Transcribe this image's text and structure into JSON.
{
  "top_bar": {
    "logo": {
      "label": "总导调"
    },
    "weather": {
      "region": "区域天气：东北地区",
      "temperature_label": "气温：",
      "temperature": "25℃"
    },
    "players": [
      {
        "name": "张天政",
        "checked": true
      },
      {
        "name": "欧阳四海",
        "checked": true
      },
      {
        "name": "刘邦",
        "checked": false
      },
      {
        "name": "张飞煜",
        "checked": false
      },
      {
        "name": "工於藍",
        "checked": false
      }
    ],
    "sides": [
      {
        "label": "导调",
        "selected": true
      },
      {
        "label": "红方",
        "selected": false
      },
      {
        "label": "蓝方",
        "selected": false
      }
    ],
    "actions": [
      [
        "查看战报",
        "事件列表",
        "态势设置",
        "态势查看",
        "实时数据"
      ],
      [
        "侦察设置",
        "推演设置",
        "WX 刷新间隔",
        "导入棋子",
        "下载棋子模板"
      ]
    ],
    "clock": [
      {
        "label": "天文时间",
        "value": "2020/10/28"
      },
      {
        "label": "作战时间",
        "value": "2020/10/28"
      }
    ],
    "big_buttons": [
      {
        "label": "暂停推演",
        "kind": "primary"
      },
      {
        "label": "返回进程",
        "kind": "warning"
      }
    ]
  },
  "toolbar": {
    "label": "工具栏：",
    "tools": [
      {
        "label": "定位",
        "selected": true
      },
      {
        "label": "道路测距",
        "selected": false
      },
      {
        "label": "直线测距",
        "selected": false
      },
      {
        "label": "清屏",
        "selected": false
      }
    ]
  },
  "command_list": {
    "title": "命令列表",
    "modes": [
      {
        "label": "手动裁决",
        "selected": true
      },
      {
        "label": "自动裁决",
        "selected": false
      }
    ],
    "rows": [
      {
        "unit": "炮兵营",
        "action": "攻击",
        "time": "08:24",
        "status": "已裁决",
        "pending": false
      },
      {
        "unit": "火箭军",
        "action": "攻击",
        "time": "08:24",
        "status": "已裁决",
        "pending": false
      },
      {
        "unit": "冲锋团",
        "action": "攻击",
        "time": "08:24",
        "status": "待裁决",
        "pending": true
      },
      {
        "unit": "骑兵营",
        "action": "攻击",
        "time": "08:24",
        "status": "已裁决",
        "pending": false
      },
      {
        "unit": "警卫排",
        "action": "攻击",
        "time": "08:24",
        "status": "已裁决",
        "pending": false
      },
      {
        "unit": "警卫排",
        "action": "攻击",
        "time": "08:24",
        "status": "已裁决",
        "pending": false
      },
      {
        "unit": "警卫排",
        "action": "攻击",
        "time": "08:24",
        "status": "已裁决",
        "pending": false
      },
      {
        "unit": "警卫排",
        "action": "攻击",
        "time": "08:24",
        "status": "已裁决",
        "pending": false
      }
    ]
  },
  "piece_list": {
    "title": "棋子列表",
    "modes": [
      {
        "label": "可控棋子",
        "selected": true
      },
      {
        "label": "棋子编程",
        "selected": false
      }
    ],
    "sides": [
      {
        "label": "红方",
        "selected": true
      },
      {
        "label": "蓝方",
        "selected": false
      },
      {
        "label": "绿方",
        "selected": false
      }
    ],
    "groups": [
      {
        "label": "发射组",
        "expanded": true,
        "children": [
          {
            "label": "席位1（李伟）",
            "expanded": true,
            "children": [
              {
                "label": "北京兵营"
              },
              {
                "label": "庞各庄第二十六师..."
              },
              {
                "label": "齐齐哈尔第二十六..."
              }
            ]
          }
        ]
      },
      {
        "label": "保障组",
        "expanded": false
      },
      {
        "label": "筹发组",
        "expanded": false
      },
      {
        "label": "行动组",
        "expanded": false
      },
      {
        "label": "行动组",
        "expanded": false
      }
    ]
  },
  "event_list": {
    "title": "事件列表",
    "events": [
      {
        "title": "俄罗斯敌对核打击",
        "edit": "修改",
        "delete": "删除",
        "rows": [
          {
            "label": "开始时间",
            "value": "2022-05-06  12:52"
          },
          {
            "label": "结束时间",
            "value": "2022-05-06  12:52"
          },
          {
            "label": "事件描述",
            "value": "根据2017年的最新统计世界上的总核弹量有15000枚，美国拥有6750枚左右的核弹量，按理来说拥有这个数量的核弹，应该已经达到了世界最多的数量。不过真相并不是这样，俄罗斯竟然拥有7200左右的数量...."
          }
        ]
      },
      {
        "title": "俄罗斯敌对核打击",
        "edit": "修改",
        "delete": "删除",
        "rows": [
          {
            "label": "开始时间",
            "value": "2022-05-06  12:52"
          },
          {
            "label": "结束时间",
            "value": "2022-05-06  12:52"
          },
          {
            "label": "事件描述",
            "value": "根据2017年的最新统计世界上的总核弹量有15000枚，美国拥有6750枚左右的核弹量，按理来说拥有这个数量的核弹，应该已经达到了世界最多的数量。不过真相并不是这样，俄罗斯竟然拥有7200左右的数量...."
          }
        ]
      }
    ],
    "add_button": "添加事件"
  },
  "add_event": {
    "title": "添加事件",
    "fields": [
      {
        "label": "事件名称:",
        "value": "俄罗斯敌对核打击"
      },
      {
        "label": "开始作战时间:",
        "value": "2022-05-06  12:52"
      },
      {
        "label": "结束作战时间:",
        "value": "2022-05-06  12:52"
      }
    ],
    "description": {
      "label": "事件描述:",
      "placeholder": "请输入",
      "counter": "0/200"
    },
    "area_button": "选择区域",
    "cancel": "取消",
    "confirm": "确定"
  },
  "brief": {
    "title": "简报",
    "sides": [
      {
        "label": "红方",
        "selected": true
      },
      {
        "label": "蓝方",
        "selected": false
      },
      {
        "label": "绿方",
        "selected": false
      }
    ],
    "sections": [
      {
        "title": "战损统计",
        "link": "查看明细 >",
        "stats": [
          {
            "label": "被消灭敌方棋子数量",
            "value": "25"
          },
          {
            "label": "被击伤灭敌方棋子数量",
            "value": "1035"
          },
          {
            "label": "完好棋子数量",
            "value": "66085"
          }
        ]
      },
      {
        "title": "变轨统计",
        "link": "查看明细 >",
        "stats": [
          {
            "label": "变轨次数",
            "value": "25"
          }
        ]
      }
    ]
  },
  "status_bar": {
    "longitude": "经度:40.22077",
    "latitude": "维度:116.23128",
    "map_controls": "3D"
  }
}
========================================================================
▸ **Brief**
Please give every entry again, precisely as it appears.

▸ **Solution**
Transcribe this image's text and structure into JSON.
{
  "top_bar": {
    "logo": {
      "label": "总导调"
    },
    "weather": {
      "region": "区域天气：东北地区",
      "temperature_label": "气温：",
      "temperature": "25℃"
    },
    "players": [
      {
        "name": "张天政",
        "checked": true
      },
      {
        "name": "欧阳四海",
        "checked": true
      },
      {
        "name": "刘邦",
        "checked": false
      },
      {
        "name": "张飞煜",
        "checked": false
      },
      {
        "name": "工於藍",
        "checked": false
      }
    ],
    "sides": [
      {
        "label": "导调",
        "selected": true
      },
      {
        "label": "红方",
        "selected": false
      },
      {
        "label": "蓝方",
        "selected": false
      }
    ],
    "actions": [
      [
        "查看战报",
        "事件列表",
        "态势设置",
        "态势查看",
        "实时数据"
      ],
      [
        "侦察设置",
        "推演设置",
        "WX 刷新间隔",
        "导入棋子",
        "下载棋子模板"
      ]
    ],
    "clock": [
      {
        "label": "天文时间",
        "value": "2020/10/28"
      },
      {
        "label": "作战时间",
        "value": "2020/10/28"
      }
    ],
    "big_buttons": [
      {
        "label": "暂停推演",
        "kind": "primary"
      },
      {
        "label": "返回进程",
        "kind": "warning"
      }
    ]
  },
  "toolbar": {
    "label": "工具栏：",
    "tools": [
      {
        "label": "定位",
        "selected": true
      },
      {
        "label": "道路测距",
        "selected": false
      },
      {
        "label": "直线测距",
        "selected": false
      },
      {
        "label": "清屏",
        "selected": false
      }
    ]
  },
  "command_list": {
    "title": "命令列表",
    "modes": [
      {
        "label": "手动裁决",
        "selected": true
      },
      {
        "label": "自动裁决",
        "selected": false
      }
    ],
    "rows": [
      {
        "unit": "炮兵营",
        "action": "攻击",
        "time": "08:24",
        "status": "已裁决",
        "pending": false
      },
      {
        "unit": "火箭军",
        "action": "攻击",
        "time": "08:24",
        "status": "已裁决",
        "pending": false
      },
      {
        "unit": "冲锋团",
        "action": "攻击",
        "time": "08:24",
        "status": "待裁决",
        "pending": true
      },
      {
        "unit": "骑兵营",
        "action": "攻击",
        "time": "08:24",
        "status": "已裁决",
        "pending": false
      },
      {
        "unit": "警卫排",
        "action": "攻击",
        "time": "08:24",
        "status": "已裁决",
        "pending": false
      },
      {
        "unit": "警卫排",
        "action": "攻击",
        "time": "08:24",
        "status": "已裁决",
        "pending": false
      },
      {
        "unit": "警卫排",
        "action": "攻击",
        "time": "08:24",
        "status": "已裁决",
        "pending": false
      },
      {
        "unit": "警卫排",
        "action": "攻击",
        "time": "08:24",
        "status": "已裁决",
        "pending": false
      }
    ]
  },
  "piece_list": {
    "title": "棋子列表",
    "modes": [
      {
        "label": "可控棋子",
        "selected": true
      },
      {
        "label": "棋子编程",
        "selected": false
      }
    ],
    "sides": [
      {
        "label": "红方",
        "selected": true
      },
      {
        "label": "蓝方",
        "selected": false
      },
      {
        "label": "绿方",
        "selected": false
      }
    ],
    "groups": [
      {
        "label": "发射组",
        "expanded": true,
        "children": [
          {
            "label": "席位1（李伟）",
            "expanded": true,
            "children": [
              {
                "label": "北京兵营"
              },
              {
                "label": "庞各庄第二十六师..."
              },
              {
                "label": "齐齐哈尔第二十六..."
              }
            ]
          }
        ]
      },
      {
        "label": "保障组",
        "expanded": false
      },
      {
        "label": "筹发组",
        "expanded": false
      },
      {
        "label": "行动组",
        "expanded": false
      },
      {
        "label": "行动组",
        "expanded": false
      }
    ]
  },
  "event_list": {
    "title": "事件列表",
    "events": [
      {
        "title": "俄罗斯敌对核打击",
        "edit": "修改",
        "delete": "删除",
        "rows": [
          {
            "label": "开始时间",
            "value": "2022-05-06  12:52"
          },
          {
            "label": "结束时间",
            "value": "2022-05-06  12:52"
          },
          {
            "label": "事件描述",
            "value": "根据2017年的最新统计世界上的总核弹量有15000枚，美国拥有6750枚左右的核弹量，按理来说拥有这个数量的核弹，应该已经达到了世界最多的数量。不过真相并不是这样，俄罗斯竟然拥有7200左右的数量...."
          }
        ]
      },
      {
        "title": "俄罗斯敌对核打击",
        "edit": "修改",
        "delete": "删除",
        "rows": [
          {
            "label": "开始时间",
            "value": "2022-05-06  12:52"
          },
          {
            "label": "结束时间",
            "value": "2022-05-06  12:52"
          },
          {
            "label": "事件描述",
            "value": "根据2017年的最新统计世界上的总核弹量有15000枚，美国拥有6750枚左右的核弹量，按理来说拥有这个数量的核弹，应该已经达到了世界最多的数量。不过真相并不是这样，俄罗斯竟然拥有7200左右的数量...."
          }
        ]
      }
    ],
    "add_button": "添加事件"
  },
  "add_event": {
    "title": "添加事件",
    "fields": [
      {
        "label": "事件名称:",
        "value": "俄罗斯敌对核打击"
      },
      {
        "label": "开始作战时间:",
        "value": "2022-05-06  12:52"
      },
      {
        "label": "结束作战时间:",
        "value": "2022-05-06  12:52"
      }
    ],
    "description": {
      "label": "事件描述:",
      "placeholder": "请输入",
      "counter": "0/200"
    },
    "area_button": "选择区域",
    "cancel": "取消",
    "confirm": "确定"
  },
  "brief": {
    "title": "简报",
    "sides": [
      {
        "label": "红方",
        "selected": true
      },
      {
        "label": "蓝方",
        "selected": false
      },
      {
        "label": "绿方",
        "selected": false
      }
    ],
    "sections": [
      {
        "title": "战损统计",
        "link": "查看明细 >",
        "stats": [
          {
            "label": "被消灭敌方棋子数量",
            "value": "25"
          },
          {
            "label": "被击伤灭敌方棋子数量",
            "value": "1035"
          },
          {
            "label": "完好棋子数量",
            "value": "66085"
          }
        ]
      },
      {
        "title": "变轨统计",
        "link": "查看明细 >",
        "stats": [
          {
            "label": "变轨次数",
            "value": "25"
          }
        ]
      }
    ]
  },
  "status_bar": {
    "longitude": "经度:40.22077",
    "latitude": "维度:116.23128",
    "map_controls": "3D"
  }
}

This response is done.